**Problem statement**
Starting with the line that holds "Enumerate this screenshot's", repeat each line through the last one below, exactly. Pictures stay out.

*** Data shown ***

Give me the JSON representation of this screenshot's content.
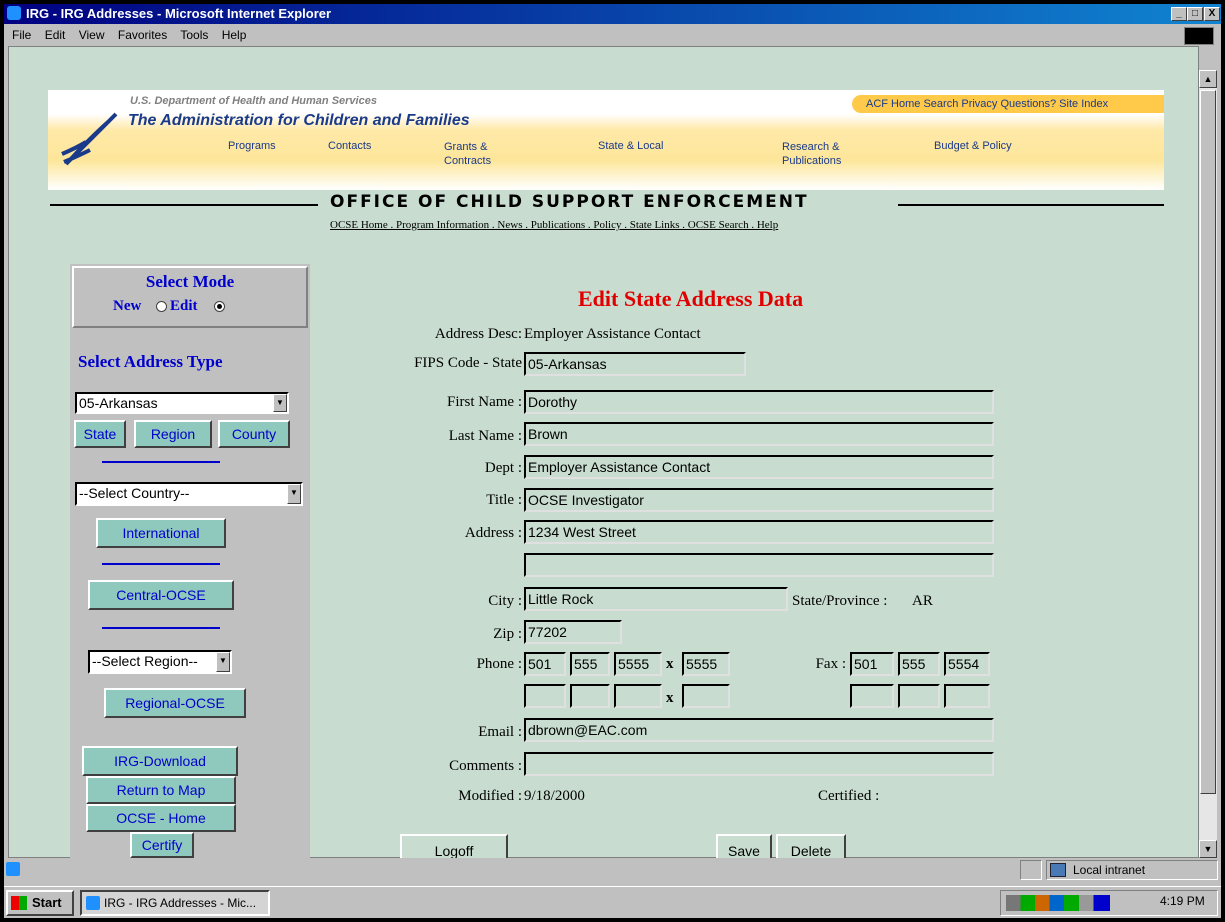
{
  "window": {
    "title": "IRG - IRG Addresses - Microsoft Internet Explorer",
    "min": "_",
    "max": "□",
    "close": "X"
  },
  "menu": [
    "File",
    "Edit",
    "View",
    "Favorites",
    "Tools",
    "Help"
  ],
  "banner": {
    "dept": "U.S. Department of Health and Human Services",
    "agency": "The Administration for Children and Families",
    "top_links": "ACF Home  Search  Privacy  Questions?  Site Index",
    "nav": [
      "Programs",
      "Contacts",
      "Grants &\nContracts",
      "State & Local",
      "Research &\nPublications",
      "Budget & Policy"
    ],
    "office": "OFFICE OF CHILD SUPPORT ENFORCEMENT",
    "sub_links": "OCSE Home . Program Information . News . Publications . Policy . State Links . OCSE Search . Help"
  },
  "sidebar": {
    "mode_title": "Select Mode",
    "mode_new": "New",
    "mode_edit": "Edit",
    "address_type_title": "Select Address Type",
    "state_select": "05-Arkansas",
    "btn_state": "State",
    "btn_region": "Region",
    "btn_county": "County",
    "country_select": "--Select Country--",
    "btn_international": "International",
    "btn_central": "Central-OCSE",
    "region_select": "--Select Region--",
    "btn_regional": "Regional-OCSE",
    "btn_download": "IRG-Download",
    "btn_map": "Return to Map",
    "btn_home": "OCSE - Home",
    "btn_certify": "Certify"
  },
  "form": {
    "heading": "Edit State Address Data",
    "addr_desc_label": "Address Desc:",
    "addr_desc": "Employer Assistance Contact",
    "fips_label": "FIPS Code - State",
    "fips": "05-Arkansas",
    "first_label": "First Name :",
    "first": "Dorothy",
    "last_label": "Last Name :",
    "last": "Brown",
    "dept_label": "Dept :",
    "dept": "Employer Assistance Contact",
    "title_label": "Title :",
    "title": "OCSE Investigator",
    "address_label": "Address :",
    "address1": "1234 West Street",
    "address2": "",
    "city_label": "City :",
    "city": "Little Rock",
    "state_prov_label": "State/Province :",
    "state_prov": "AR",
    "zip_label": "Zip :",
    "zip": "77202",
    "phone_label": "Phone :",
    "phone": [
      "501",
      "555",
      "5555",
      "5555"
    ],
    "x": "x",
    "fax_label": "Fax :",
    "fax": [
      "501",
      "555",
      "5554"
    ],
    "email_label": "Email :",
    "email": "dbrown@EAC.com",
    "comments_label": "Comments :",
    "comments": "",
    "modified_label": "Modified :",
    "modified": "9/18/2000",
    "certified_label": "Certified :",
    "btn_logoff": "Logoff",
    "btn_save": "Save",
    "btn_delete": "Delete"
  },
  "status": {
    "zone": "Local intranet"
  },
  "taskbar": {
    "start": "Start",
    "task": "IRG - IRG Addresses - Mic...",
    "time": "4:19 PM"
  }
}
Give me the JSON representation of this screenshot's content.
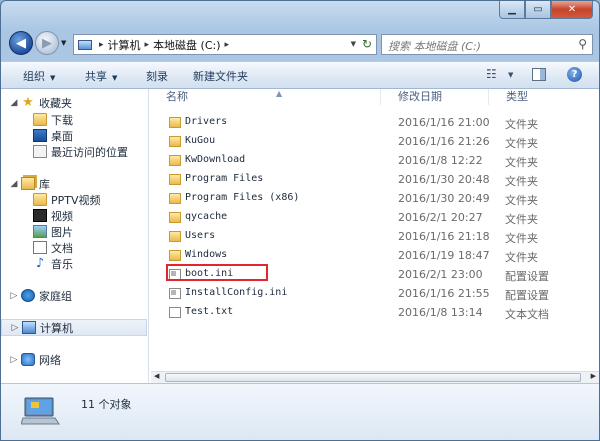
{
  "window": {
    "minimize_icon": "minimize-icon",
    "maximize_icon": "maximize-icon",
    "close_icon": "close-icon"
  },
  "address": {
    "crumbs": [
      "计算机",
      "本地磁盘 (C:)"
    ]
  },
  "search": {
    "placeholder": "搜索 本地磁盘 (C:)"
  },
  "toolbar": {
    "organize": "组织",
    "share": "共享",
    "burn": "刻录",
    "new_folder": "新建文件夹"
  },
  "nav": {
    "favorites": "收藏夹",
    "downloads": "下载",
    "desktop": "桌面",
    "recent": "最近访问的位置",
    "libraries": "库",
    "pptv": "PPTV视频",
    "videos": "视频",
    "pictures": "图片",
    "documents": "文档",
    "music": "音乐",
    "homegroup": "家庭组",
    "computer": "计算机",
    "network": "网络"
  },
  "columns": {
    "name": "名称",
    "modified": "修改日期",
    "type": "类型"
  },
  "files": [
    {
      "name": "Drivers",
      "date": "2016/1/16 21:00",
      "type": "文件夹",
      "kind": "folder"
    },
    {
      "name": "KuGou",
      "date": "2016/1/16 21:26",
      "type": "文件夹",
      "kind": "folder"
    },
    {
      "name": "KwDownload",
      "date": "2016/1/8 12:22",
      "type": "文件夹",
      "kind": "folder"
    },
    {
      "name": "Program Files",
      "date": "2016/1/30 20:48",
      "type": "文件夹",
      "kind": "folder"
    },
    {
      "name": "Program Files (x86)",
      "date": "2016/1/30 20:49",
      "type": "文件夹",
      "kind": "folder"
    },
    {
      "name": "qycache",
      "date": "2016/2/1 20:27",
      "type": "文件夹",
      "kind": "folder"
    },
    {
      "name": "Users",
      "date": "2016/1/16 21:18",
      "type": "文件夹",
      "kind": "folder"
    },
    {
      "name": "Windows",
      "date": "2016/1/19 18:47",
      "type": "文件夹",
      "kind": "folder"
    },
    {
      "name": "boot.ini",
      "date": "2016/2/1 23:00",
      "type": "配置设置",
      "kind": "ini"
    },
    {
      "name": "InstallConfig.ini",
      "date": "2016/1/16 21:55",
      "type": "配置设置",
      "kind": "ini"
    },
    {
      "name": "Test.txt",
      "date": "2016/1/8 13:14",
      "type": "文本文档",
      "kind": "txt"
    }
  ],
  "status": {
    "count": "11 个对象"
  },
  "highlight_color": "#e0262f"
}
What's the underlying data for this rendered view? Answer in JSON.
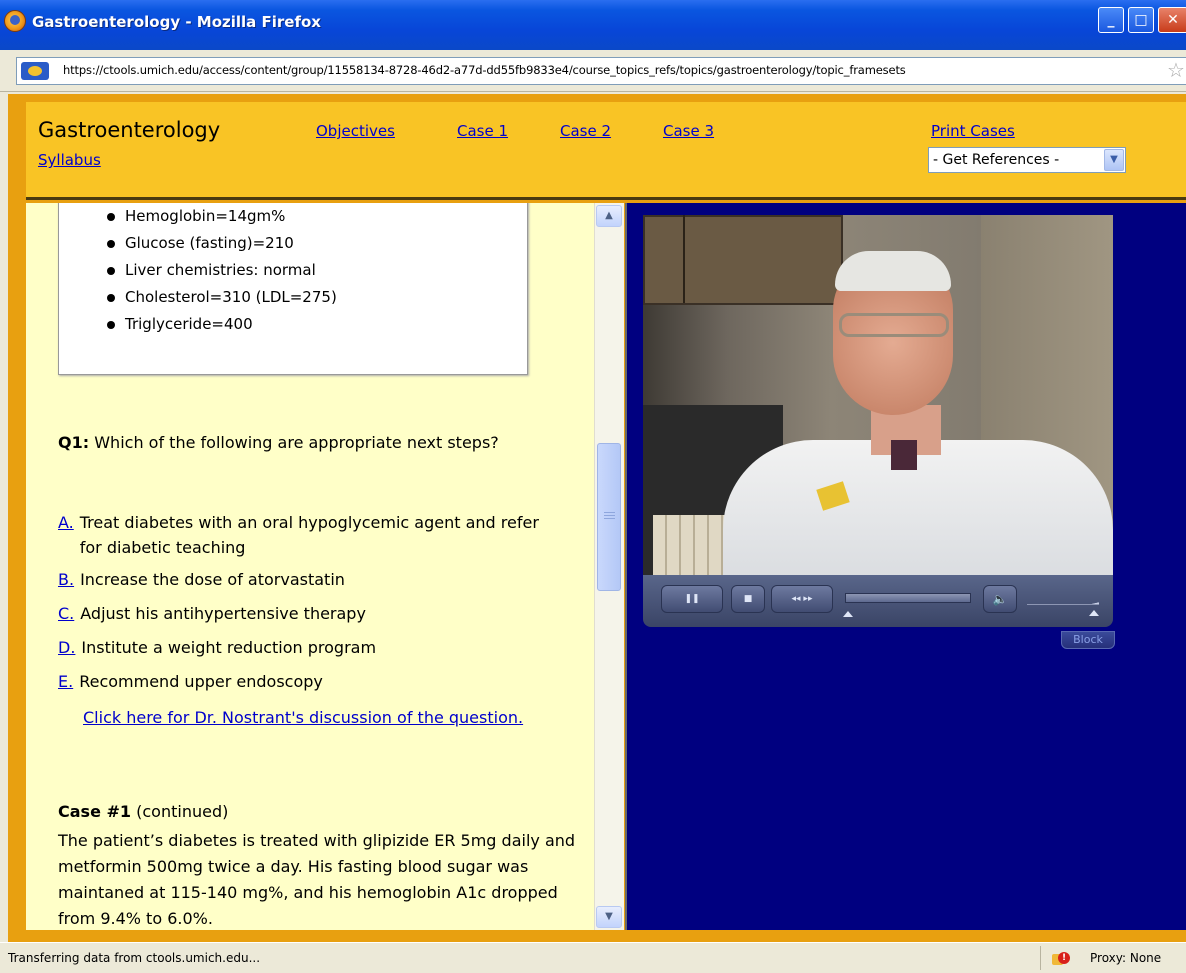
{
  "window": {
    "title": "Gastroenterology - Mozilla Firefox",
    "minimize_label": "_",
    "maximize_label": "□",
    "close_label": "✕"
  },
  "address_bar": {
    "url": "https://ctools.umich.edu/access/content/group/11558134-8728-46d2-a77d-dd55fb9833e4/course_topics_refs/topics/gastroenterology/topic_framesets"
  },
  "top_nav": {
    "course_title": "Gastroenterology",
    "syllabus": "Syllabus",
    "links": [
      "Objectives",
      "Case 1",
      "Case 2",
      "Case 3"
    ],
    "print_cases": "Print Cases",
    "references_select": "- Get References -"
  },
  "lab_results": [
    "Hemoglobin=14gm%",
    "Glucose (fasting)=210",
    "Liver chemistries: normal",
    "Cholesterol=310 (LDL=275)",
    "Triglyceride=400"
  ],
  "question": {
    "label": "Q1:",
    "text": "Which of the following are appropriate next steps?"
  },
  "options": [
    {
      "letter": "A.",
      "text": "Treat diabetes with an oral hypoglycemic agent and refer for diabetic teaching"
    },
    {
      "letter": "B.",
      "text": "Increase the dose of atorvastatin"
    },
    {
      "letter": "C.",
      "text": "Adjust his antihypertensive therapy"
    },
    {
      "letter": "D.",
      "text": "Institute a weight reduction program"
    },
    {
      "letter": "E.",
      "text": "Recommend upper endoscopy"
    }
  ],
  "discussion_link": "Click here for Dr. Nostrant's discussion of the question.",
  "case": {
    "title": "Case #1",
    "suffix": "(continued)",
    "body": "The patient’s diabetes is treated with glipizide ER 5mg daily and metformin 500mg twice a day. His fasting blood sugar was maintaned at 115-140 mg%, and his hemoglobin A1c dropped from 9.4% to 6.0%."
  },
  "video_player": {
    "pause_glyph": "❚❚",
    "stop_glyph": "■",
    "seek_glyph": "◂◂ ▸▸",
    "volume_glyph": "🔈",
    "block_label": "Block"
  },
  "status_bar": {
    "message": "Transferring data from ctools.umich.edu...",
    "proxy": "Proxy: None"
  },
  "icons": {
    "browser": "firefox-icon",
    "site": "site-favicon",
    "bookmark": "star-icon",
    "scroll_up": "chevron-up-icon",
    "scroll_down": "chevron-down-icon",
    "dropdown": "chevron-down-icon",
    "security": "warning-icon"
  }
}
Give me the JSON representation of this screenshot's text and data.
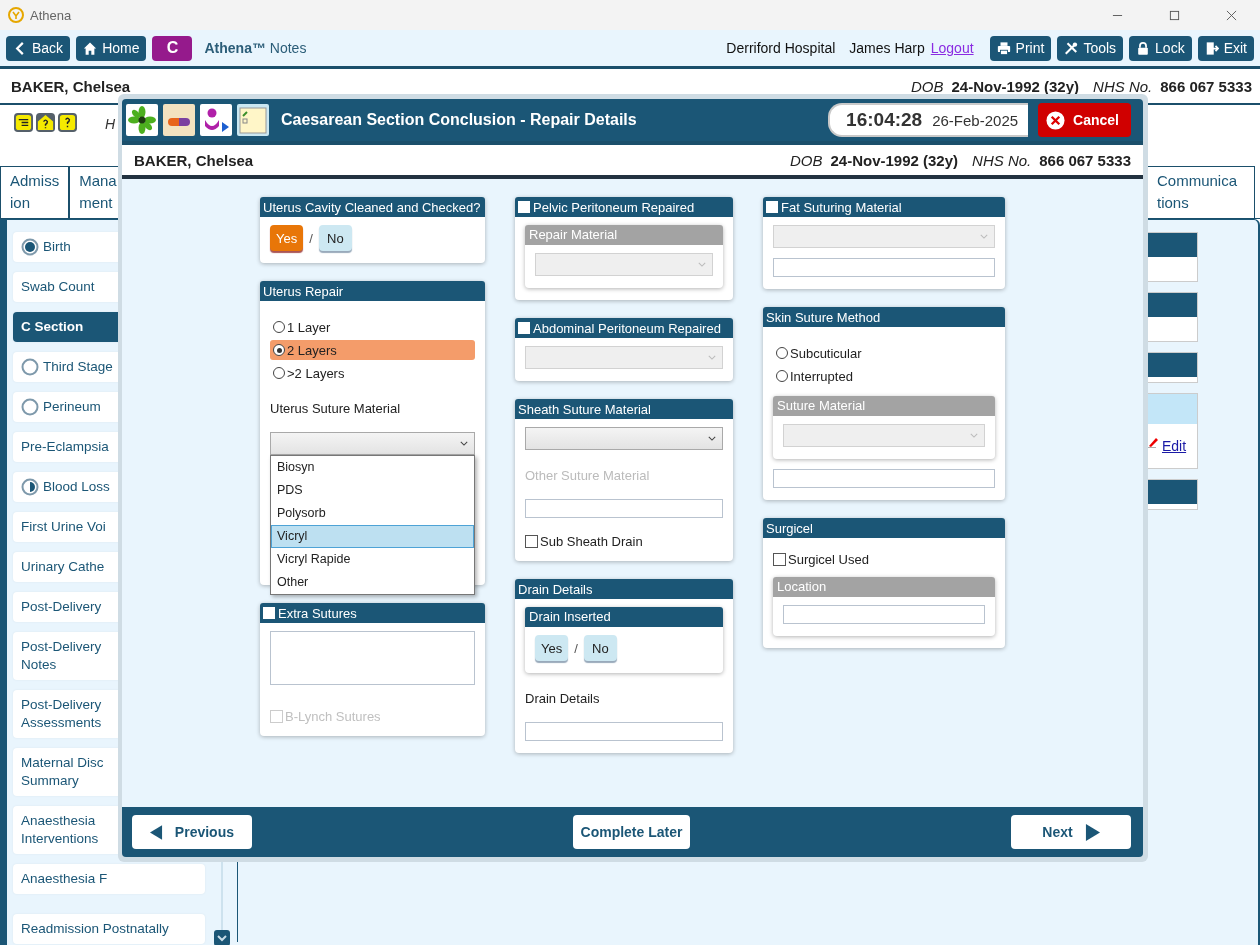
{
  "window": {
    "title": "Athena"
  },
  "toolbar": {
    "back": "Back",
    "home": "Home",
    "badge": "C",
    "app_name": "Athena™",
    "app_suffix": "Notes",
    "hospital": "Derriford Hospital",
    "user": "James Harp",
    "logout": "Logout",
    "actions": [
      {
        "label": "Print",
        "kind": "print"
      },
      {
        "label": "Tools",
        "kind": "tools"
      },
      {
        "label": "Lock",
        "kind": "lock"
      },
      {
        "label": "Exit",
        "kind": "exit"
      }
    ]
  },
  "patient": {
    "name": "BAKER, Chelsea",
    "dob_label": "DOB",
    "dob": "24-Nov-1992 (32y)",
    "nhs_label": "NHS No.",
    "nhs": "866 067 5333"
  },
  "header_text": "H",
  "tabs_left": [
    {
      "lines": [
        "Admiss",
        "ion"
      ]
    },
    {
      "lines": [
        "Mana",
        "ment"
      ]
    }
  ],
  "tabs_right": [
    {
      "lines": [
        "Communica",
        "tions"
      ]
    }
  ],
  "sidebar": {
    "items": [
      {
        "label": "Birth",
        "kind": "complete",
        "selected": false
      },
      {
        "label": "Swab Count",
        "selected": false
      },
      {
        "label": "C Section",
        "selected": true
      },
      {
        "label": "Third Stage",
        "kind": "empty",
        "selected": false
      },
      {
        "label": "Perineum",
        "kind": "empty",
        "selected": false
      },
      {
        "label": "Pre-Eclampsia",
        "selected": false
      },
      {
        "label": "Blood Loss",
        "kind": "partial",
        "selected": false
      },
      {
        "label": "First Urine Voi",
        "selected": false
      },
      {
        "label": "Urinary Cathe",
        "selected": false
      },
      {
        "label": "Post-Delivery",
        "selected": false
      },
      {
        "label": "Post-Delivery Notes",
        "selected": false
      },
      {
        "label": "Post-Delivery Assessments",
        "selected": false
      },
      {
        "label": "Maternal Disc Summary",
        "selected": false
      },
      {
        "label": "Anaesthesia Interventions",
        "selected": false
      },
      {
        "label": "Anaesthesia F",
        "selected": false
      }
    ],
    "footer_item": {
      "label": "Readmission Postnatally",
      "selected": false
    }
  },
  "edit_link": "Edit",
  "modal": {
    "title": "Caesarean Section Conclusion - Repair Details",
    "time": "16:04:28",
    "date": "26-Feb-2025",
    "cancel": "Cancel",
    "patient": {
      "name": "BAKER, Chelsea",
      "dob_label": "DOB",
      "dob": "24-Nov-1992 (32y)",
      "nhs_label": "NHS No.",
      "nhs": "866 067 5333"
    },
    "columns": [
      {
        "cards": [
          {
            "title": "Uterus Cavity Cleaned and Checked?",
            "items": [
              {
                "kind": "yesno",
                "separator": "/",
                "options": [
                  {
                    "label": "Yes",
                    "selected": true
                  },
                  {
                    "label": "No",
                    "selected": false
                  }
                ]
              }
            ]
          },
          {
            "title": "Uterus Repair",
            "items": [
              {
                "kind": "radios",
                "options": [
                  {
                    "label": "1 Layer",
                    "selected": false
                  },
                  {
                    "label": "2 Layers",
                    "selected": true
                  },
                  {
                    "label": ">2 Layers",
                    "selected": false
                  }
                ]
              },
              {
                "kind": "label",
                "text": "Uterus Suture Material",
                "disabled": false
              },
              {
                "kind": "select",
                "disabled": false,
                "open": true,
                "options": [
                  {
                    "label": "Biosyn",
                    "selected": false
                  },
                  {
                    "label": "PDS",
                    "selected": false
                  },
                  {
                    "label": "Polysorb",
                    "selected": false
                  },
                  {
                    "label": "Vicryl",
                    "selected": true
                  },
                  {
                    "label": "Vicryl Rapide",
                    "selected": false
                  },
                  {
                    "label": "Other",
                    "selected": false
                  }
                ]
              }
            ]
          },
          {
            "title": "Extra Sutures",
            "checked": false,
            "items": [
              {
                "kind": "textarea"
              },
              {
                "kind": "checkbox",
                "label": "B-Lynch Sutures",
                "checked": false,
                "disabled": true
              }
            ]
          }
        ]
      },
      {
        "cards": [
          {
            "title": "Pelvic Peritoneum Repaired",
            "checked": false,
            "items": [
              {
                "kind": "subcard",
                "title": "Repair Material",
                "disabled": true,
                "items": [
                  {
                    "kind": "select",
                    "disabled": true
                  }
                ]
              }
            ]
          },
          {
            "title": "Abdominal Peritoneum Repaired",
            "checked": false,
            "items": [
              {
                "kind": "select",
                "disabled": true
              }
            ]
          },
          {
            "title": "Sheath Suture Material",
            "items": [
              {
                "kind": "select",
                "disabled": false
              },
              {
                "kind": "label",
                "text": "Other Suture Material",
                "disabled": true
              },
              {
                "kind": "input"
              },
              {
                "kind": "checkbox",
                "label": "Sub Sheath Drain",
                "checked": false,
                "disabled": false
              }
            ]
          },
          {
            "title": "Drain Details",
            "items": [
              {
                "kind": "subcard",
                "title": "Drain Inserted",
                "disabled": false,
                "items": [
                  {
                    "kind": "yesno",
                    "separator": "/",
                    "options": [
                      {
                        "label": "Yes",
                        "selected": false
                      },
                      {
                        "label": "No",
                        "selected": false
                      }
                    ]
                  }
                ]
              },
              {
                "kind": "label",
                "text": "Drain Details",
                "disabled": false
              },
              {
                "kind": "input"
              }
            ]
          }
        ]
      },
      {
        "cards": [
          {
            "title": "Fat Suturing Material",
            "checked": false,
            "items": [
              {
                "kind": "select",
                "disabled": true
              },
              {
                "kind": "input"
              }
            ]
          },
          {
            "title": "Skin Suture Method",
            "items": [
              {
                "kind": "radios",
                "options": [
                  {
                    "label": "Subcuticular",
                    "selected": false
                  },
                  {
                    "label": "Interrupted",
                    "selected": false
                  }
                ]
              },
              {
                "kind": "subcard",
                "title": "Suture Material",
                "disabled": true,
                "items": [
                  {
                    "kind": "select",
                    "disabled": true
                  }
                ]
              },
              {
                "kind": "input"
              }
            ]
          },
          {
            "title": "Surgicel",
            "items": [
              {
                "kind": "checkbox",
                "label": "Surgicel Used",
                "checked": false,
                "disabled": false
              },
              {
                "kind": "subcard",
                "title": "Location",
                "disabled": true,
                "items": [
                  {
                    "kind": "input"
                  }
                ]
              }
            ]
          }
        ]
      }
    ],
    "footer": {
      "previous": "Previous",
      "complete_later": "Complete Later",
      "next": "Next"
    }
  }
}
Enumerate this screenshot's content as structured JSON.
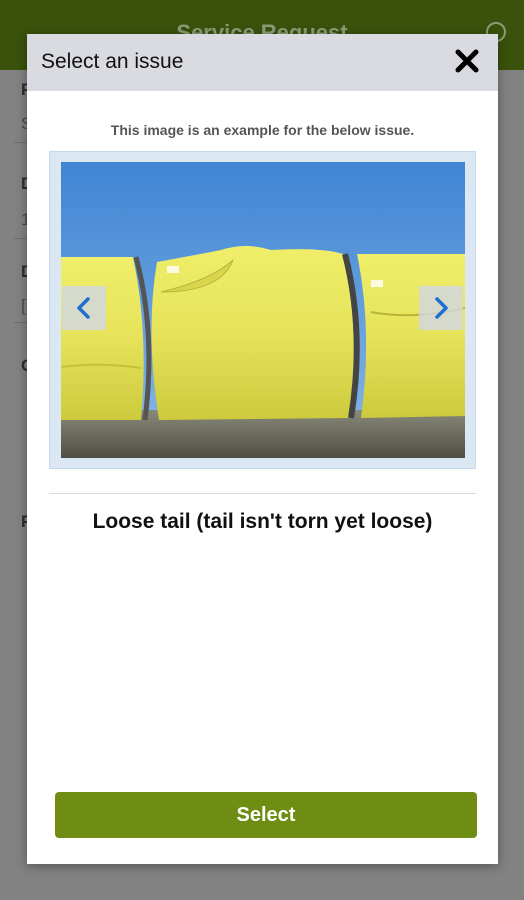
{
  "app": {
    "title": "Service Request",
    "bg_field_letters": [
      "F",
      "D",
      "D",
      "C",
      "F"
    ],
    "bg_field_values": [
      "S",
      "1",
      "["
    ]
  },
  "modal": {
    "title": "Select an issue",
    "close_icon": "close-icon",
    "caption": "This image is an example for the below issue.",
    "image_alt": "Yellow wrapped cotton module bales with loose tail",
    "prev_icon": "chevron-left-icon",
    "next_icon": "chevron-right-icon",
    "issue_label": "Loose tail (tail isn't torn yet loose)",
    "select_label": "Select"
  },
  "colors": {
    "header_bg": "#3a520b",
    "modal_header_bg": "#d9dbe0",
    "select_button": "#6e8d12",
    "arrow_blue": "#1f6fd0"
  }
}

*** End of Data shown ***

**Response to this exercise**
Enumerate this screenshot's content as structured JSON.
{
  "app": {
    "title": "Service Request",
    "bg_field_letters": [
      "F",
      "D",
      "D",
      "C",
      "F"
    ],
    "bg_field_values": [
      "S",
      "1",
      "["
    ]
  },
  "modal": {
    "title": "Select an issue",
    "close_icon": "close-icon",
    "caption": "This image is an example for the below issue.",
    "image_alt": "Yellow wrapped cotton module bales with loose tail",
    "prev_icon": "chevron-left-icon",
    "next_icon": "chevron-right-icon",
    "issue_label": "Loose tail (tail isn't torn yet loose)",
    "select_label": "Select"
  },
  "colors": {
    "header_bg": "#3a520b",
    "modal_header_bg": "#d9dbe0",
    "select_button": "#6e8d12",
    "arrow_blue": "#1f6fd0"
  }
}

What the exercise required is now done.